Please write each record out again word for word.

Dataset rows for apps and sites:
■ ■ ■ ■ ■

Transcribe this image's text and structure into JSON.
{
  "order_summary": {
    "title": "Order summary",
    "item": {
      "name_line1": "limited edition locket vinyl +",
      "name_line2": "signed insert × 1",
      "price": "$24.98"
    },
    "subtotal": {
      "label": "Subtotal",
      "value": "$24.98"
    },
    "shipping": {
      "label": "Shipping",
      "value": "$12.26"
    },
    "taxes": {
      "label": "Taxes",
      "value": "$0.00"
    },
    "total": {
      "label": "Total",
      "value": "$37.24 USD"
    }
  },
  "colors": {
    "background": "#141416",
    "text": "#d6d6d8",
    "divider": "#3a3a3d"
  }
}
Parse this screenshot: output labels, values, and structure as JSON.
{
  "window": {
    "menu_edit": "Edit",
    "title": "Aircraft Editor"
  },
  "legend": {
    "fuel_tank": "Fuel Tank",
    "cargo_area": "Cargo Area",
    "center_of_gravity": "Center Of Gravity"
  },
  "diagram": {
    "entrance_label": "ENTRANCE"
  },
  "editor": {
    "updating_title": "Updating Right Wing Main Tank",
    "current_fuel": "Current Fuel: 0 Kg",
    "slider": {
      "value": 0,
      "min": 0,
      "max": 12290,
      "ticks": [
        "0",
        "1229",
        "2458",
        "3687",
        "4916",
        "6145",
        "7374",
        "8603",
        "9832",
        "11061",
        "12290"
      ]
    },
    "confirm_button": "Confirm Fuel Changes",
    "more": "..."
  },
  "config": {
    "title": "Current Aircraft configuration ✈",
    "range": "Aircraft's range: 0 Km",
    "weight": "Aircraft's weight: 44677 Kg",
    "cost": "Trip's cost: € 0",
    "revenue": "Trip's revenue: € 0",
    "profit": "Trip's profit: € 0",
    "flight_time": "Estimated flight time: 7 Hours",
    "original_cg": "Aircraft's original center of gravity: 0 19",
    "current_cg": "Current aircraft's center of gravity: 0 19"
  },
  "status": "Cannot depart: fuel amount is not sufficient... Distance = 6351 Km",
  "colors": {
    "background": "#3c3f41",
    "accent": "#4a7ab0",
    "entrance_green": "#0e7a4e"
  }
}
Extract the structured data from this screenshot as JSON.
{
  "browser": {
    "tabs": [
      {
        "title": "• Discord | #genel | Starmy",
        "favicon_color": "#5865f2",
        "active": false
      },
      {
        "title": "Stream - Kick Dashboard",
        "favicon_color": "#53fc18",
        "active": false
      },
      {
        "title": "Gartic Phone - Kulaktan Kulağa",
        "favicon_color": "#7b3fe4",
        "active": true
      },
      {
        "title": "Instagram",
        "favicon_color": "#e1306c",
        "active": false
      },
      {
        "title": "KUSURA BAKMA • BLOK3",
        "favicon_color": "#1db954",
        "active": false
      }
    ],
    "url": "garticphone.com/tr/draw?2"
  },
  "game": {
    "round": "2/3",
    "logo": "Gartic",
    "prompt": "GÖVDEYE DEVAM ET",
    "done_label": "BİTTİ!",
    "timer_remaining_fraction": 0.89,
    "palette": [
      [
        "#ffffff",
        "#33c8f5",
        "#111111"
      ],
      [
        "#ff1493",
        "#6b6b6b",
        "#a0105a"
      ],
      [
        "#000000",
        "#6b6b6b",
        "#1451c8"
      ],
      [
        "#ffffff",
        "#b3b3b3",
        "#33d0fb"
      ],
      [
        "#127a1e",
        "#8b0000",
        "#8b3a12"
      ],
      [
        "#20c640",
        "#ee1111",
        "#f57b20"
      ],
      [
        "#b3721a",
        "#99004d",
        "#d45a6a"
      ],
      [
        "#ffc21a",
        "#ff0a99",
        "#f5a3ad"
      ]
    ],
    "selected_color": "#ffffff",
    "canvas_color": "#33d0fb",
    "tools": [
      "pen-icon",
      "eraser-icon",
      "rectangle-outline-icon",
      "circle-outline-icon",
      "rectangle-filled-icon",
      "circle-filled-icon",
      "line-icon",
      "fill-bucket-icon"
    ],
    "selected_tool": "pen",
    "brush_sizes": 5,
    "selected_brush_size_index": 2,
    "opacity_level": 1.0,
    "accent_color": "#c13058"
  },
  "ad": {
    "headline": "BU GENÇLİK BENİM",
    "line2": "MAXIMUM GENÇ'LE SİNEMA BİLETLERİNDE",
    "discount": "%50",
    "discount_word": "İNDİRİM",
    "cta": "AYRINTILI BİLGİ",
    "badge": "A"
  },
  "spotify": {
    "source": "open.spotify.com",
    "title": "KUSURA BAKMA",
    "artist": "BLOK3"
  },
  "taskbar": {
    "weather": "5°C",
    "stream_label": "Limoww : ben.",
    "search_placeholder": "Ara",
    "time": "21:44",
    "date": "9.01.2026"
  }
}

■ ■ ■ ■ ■

#### WRITTEN RESPONSE:
Transcribe this image's text and structure into JSON.
{
  "order_summary": {
    "title": "Order summary",
    "item": {
      "name_line1": "limited edition locket vinyl +",
      "name_line2": "signed insert × 1",
      "price": "$24.98"
    },
    "subtotal": {
      "label": "Subtotal",
      "value": "$24.98"
    },
    "shipping": {
      "label": "Shipping",
      "value": "$12.26"
    },
    "taxes": {
      "label": "Taxes",
      "value": "$0.00"
    },
    "total": {
      "label": "Total",
      "value": "$37.24 USD"
    }
  },
  "colors": {
    "background": "#141416",
    "text": "#d6d6d8",
    "divider": "#3a3a3d"
  }
}
Parse this screenshot: output labels, values, and structure as JSON.
{
  "window": {
    "menu_edit": "Edit",
    "title": "Aircraft Editor"
  },
  "legend": {
    "fuel_tank": "Fuel Tank",
    "cargo_area": "Cargo Area",
    "center_of_gravity": "Center Of Gravity"
  },
  "diagram": {
    "entrance_label": "ENTRANCE"
  },
  "editor": {
    "updating_title": "Updating Right Wing Main Tank",
    "current_fuel": "Current Fuel: 0 Kg",
    "slider": {
      "value": 0,
      "min": 0,
      "max": 12290,
      "ticks": [
        "0",
        "1229",
        "2458",
        "3687",
        "4916",
        "6145",
        "7374",
        "8603",
        "9832",
        "11061",
        "12290"
      ]
    },
    "confirm_button": "Confirm Fuel Changes",
    "more": "..."
  },
  "config": {
    "title": "Current Aircraft configuration ✈",
    "range": "Aircraft's range: 0 Km",
    "weight": "Aircraft's weight: 44677 Kg",
    "cost": "Trip's cost: € 0",
    "revenue": "Trip's revenue: € 0",
    "profit": "Trip's profit: € 0",
    "flight_time": "Estimated flight time: 7 Hours",
    "original_cg": "Aircraft's original center of gravity: 0 19",
    "current_cg": "Current aircraft's center of gravity: 0 19"
  },
  "status": "Cannot depart: fuel amount is not sufficient... Distance = 6351 Km",
  "colors": {
    "background": "#3c3f41",
    "accent": "#4a7ab0",
    "entrance_green": "#0e7a4e"
  }
}
Extract the structured data from this screenshot as JSON.
{
  "browser": {
    "tabs": [
      {
        "title": "• Discord | #genel | Starmy",
        "favicon_color": "#5865f2",
        "active": false
      },
      {
        "title": "Stream - Kick Dashboard",
        "favicon_color": "#53fc18",
        "active": false
      },
      {
        "title": "Gartic Phone - Kulaktan Kulağa",
        "favicon_color": "#7b3fe4",
        "active": true
      },
      {
        "title": "Instagram",
        "favicon_color": "#e1306c",
        "active": false
      },
      {
        "title": "KUSURA BAKMA • BLOK3",
        "favicon_color": "#1db954",
        "active": false
      }
    ],
    "url": "garticphone.com/tr/draw?2"
  },
  "game": {
    "round": "2/3",
    "logo": "Gartic",
    "prompt": "GÖVDEYE DEVAM ET",
    "done_label": "BİTTİ!",
    "timer_remaining_fraction": 0.89,
    "palette": [
      [
        "#ffffff",
        "#33c8f5",
        "#111111"
      ],
      [
        "#ff1493",
        "#6b6b6b",
        "#a0105a"
      ],
      [
        "#000000",
        "#6b6b6b",
        "#1451c8"
      ],
      [
        "#ffffff",
        "#b3b3b3",
        "#33d0fb"
      ],
      [
        "#127a1e",
        "#8b0000",
        "#8b3a12"
      ],
      [
        "#20c640",
        "#ee1111",
        "#f57b20"
      ],
      [
        "#b3721a",
        "#99004d",
        "#d45a6a"
      ],
      [
        "#ffc21a",
        "#ff0a99",
        "#f5a3ad"
      ]
    ],
    "selected_color": "#ffffff",
    "canvas_color": "#33d0fb",
    "tools": [
      "pen-icon",
      "eraser-icon",
      "rectangle-outline-icon",
      "circle-outline-icon",
      "rectangle-filled-icon",
      "circle-filled-icon",
      "line-icon",
      "fill-bucket-icon"
    ],
    "selected_tool": "pen",
    "brush_sizes": 5,
    "selected_brush_size_index": 2,
    "opacity_level": 1.0,
    "accent_color": "#c13058"
  },
  "ad": {
    "headline": "BU GENÇLİK BENİM",
    "line2": "MAXIMUM GENÇ'LE SİNEMA BİLETLERİNDE",
    "discount": "%50",
    "discount_word": "İNDİRİM",
    "cta": "AYRINTILI BİLGİ",
    "badge": "A"
  },
  "spotify": {
    "source": "open.spotify.com",
    "title": "KUSURA BAKMA",
    "artist": "BLOK3"
  },
  "taskbar": {
    "weather": "5°C",
    "stream_label": "Limoww : ben.",
    "search_placeholder": "Ara",
    "time": "21:44",
    "date": "9.01.2026"
  }
}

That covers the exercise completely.